Tuesday, December 02, 2003

Farewell to Israel

It has been two years since I have been living in Israel and it's time for me to say goodbye. I have very mixed feelings about leaving, because although i am going home, i am also leaving behind a part of my life that was clearly the biggest thing that has ever happened to me so far. The trip to Israel was the first time I had ever traveled outside the country, first time I had been in a plane even, but now I can reel off the answers to any security guy in the airport like a veteran :) I am heading back to bangalore tomorrow via ethiopia and bombay. I am really dreading the 24 hr bus ride from bombay to bangalore, but like everything else, this too will pass. I had a great time here, and I only regret not starting the blog earlier, because the blog gave me a sense of time here. And added a bit of surrealness when I found myself listed as an 'israeli' blog at other blogs. Thanks once again to Allison.
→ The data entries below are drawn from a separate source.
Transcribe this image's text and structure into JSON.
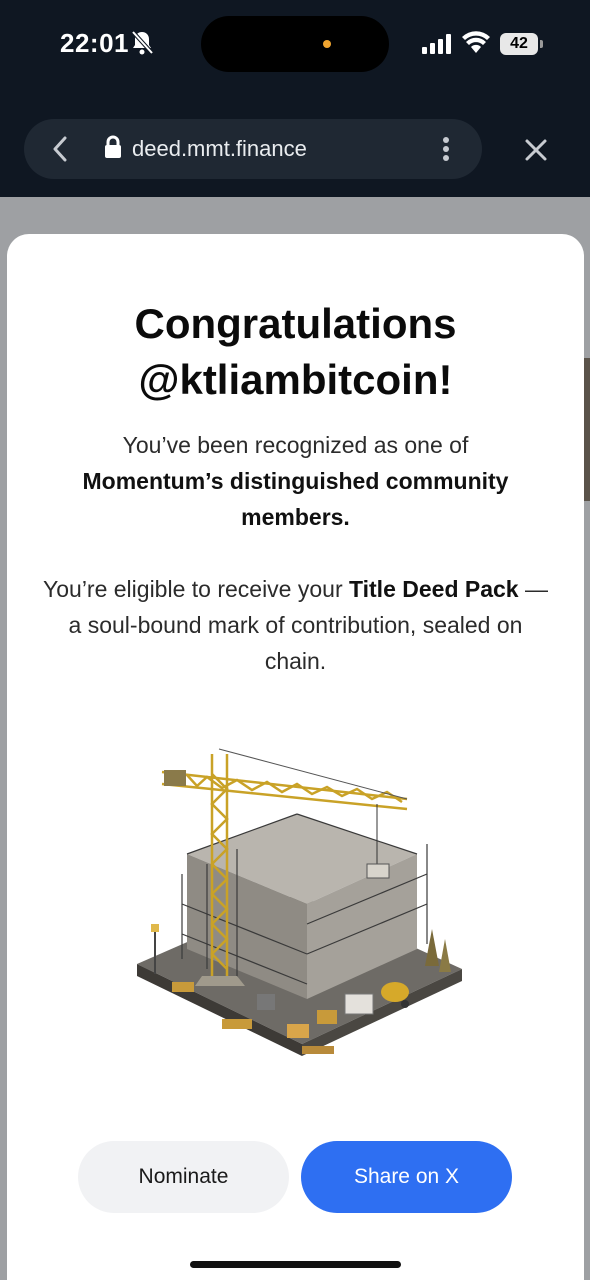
{
  "status_bar": {
    "time": "22:01",
    "battery": "42",
    "icons": [
      "bell-off-icon",
      "signal-icon",
      "wifi-icon",
      "battery-icon"
    ]
  },
  "browser": {
    "url": "deed.mmt.finance",
    "icons": [
      "back-chevron-icon",
      "lock-icon",
      "more-vertical-icon",
      "close-icon"
    ]
  },
  "modal": {
    "title_line1": "Congratulations",
    "title_line2": "@ktliambitcoin!",
    "p1_part1": "You’ve been recognized as one of",
    "p1_bold": "Momentum’s distinguished community members.",
    "p2_part1": "You’re eligible to receive your ",
    "p2_bold": "Title Deed Pack",
    "p2_part2": " — a soul-bound mark of contribution, sealed on chain.",
    "illustration": "construction-site-illustration",
    "nominate_label": "Nominate",
    "share_label": "Share on X"
  },
  "colors": {
    "accent": "#2e6ff2",
    "dark_bg": "#0f1722"
  }
}
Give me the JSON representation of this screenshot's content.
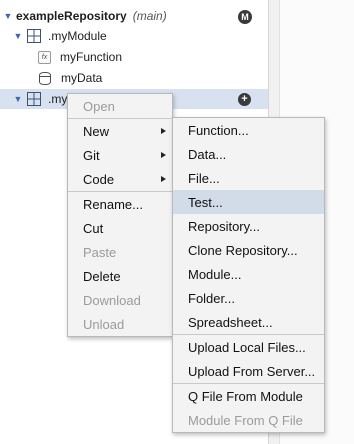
{
  "tree": {
    "repo": {
      "name": "exampleRepository",
      "branch": "(main)",
      "badge": "M"
    },
    "module": {
      "name": ".myModule"
    },
    "function_item": {
      "name": "myFunction",
      "icon": "function-icon"
    },
    "data_item": {
      "name": "myData",
      "icon": "database-icon"
    },
    "selected_module": {
      "name": ".my",
      "badge": "+"
    }
  },
  "context_menu": {
    "items": [
      {
        "label": "Open",
        "disabled": true
      },
      {
        "label": "New",
        "submenu": true
      },
      {
        "label": "Git",
        "submenu": true
      },
      {
        "label": "Code",
        "submenu": true
      },
      {
        "label": "Rename..."
      },
      {
        "label": "Cut"
      },
      {
        "label": "Paste",
        "disabled": true
      },
      {
        "label": "Delete"
      },
      {
        "label": "Download",
        "disabled": true
      },
      {
        "label": "Unload",
        "disabled": true
      }
    ]
  },
  "new_submenu": {
    "items": [
      {
        "label": "Function..."
      },
      {
        "label": "Data..."
      },
      {
        "label": "File..."
      },
      {
        "label": "Test...",
        "highlighted": true
      },
      {
        "label": "Repository..."
      },
      {
        "label": "Clone Repository..."
      },
      {
        "label": "Module..."
      },
      {
        "label": "Folder..."
      },
      {
        "label": "Spreadsheet..."
      },
      {
        "label": "Upload Local Files..."
      },
      {
        "label": "Upload From Server..."
      },
      {
        "label": "Q File From Module"
      },
      {
        "label": "Module From Q File",
        "disabled": true
      }
    ]
  },
  "colors": {
    "menu_bg": "#f3f3f3",
    "highlight": "#d2dbe8",
    "selected_row": "#d8e1f0",
    "caret": "#3d68b8"
  }
}
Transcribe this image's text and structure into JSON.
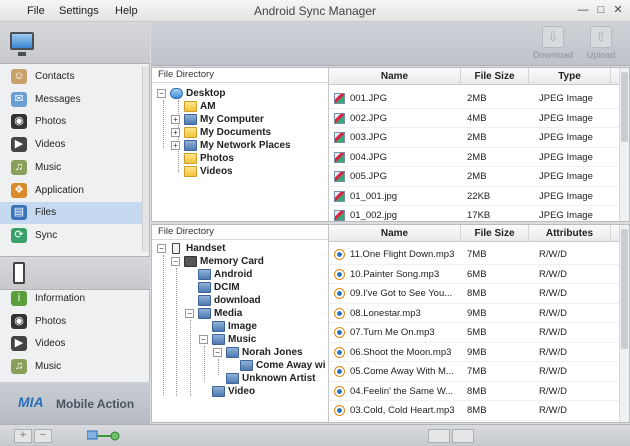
{
  "menu": {
    "file": "File",
    "settings": "Settings",
    "help": "Help"
  },
  "window": {
    "title": "Android Sync Manager",
    "min": "—",
    "max": "□",
    "close": "✕"
  },
  "computer_nav": [
    {
      "label": "Contacts",
      "icon": "contacts-icon"
    },
    {
      "label": "Messages",
      "icon": "messages-icon"
    },
    {
      "label": "Photos",
      "icon": "photos-icon"
    },
    {
      "label": "Videos",
      "icon": "videos-icon"
    },
    {
      "label": "Music",
      "icon": "music-icon"
    },
    {
      "label": "Application",
      "icon": "application-icon"
    },
    {
      "label": "Files",
      "icon": "files-icon",
      "selected": true
    },
    {
      "label": "Sync",
      "icon": "sync-icon"
    }
  ],
  "phone_nav": [
    {
      "label": "Information",
      "icon": "information-icon"
    },
    {
      "label": "Photos",
      "icon": "photos-icon"
    },
    {
      "label": "Videos",
      "icon": "videos-icon"
    },
    {
      "label": "Music",
      "icon": "music-icon"
    }
  ],
  "brand": {
    "logo": "MIA",
    "text": "Mobile Action"
  },
  "toolbar": {
    "download": "Download",
    "upload": "Upload"
  },
  "pc_pane": {
    "tree_header": "File Directory",
    "tree": [
      "Desktop",
      "AM",
      "My Computer",
      "My Documents",
      "My Network Places",
      "Photos",
      "Videos"
    ],
    "columns": [
      "Name",
      "File Size",
      "Type"
    ],
    "rows": [
      [
        "001.JPG",
        "2MB",
        "JPEG Image"
      ],
      [
        "002.JPG",
        "4MB",
        "JPEG Image"
      ],
      [
        "003.JPG",
        "2MB",
        "JPEG Image"
      ],
      [
        "004.JPG",
        "2MB",
        "JPEG Image"
      ],
      [
        "005.JPG",
        "2MB",
        "JPEG Image"
      ],
      [
        "01_001.jpg",
        "22KB",
        "JPEG Image"
      ],
      [
        "01_002.jpg",
        "17KB",
        "JPEG Image"
      ]
    ]
  },
  "phone_pane": {
    "tree_header": "File Directory",
    "tree": [
      "Handset",
      "Memory Card",
      "Android",
      "DCIM",
      "download",
      "Media",
      "Image",
      "Music",
      "Norah Jones",
      "Come Away wi",
      "Unknown Artist",
      "Video"
    ],
    "columns": [
      "Name",
      "File Size",
      "Attributes"
    ],
    "rows": [
      [
        "11.One Flight Down.mp3",
        "7MB",
        "R/W/D"
      ],
      [
        "10.Painter Song.mp3",
        "6MB",
        "R/W/D"
      ],
      [
        "09.I've Got to See You...",
        "8MB",
        "R/W/D"
      ],
      [
        "08.Lonestar.mp3",
        "9MB",
        "R/W/D"
      ],
      [
        "07.Turn Me On.mp3",
        "5MB",
        "R/W/D"
      ],
      [
        "06.Shoot the Moon.mp3",
        "9MB",
        "R/W/D"
      ],
      [
        "05.Come Away With M...",
        "7MB",
        "R/W/D"
      ],
      [
        "04.Feelin' the Same W...",
        "8MB",
        "R/W/D"
      ],
      [
        "03.Cold, Cold Heart.mp3",
        "8MB",
        "R/W/D"
      ]
    ]
  },
  "statusbar": {
    "add": "+",
    "remove": "−"
  },
  "colors": {
    "selected_row": "#c5d9f0",
    "accent": "#2c6fb6"
  }
}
Sitting in the middle of the Negev erases all sense of the outside world and by chronicling even the tiniest bit of adventure made me more aware of the things that are happening here. Being in Israel, learning Hebrew, knowing the local customs and traditions, following the festivals- all these have changed me: I pay far more attention to things I just wouldn't have noticed in India. I have a more acute sense of politics now, while before I used to read just the comic section in newspapers. Maybe I will switch back to that anyway :). And knowing the situation here from the ground -so to speak- puts me in the unenviable position of being a supporter of Israel, despite my wish that the govt would run things in a better way. I think the main memories I will be taking back with me will be of the desert (there's nothing like doing a project in the Arava to make you keenly aware of the desert) and the immense diversity of people here. One might think that Israel is just a land of jews, but I have met people 'returning' from so many countries and using so many languages that the diversity is only to be wondered at. And of course the incredible international feel of the desert school, where you hear the chatter of atleast five languages at any given time and where you can make friends from all the continents. I will now spend the rest of my life trying to get rid of so many words that I found indispensable here -"nu", "beseder", "ma pitom"....etc, words that I now say automatically. I have too much to say and too little time, and a suitcase to pack as well, and I will write more once I get back. But the world is a sphere and paths are destined to cross, so rather than a final goodbye I shall say lehitraot.